Procurement cards are as popular as ever. While they serve a purpose – providing a relatively easy way to make low value, high volume purchases, or for transacting with suppliers which only accept credit card payments - they are far from perfect.
The issue with procurement cards is that they create more problems than they actually solve, and there are better alternatives on the market today. Their overriding benefit – to make small transactions relatively more convenient – is easily outweighed by the numerous new problems they add to any organisation that uses them.
I see four main issues with procurement cards:
Each one of these issues is significant in and of itself, but when combined and then multiplied by the many hundreds or even thousands of procurement cards operating within the organisation, can result in significant waste.
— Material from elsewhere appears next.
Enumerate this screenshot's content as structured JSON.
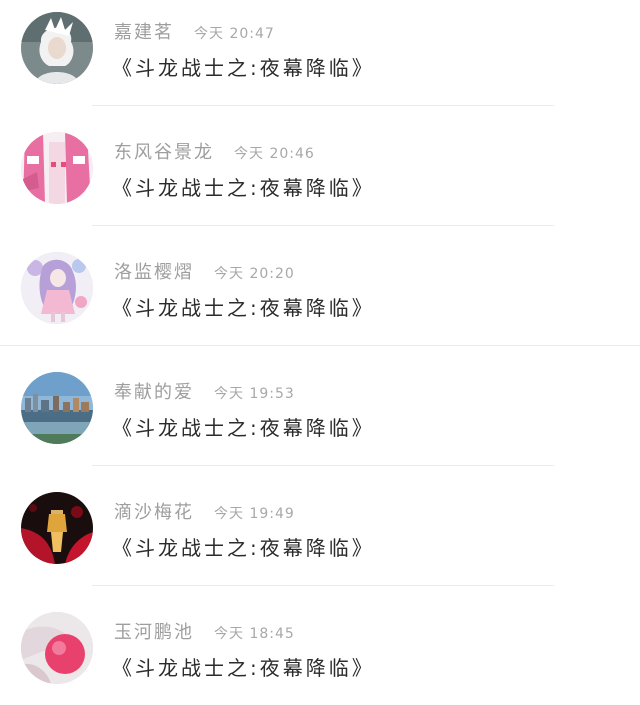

In most instances organisations are better off negotiating unique trading relationships directly with suppliers or resellers that mimic the convenience of a procurement card (such as the ability to make transactions without POs, pre-approved spending limits for individuals, etc.). Such a relationship will not only deliver the same convenience of a procurement card, but will eliminate all of the issues listed above. If such a relationship is established with a reseller with a significant supplier portfolio, rather than with a single vendor, you won't need to establish too many relationships to secure this benefit quickly.
Iain Tomkinson is director, ASM Technologies.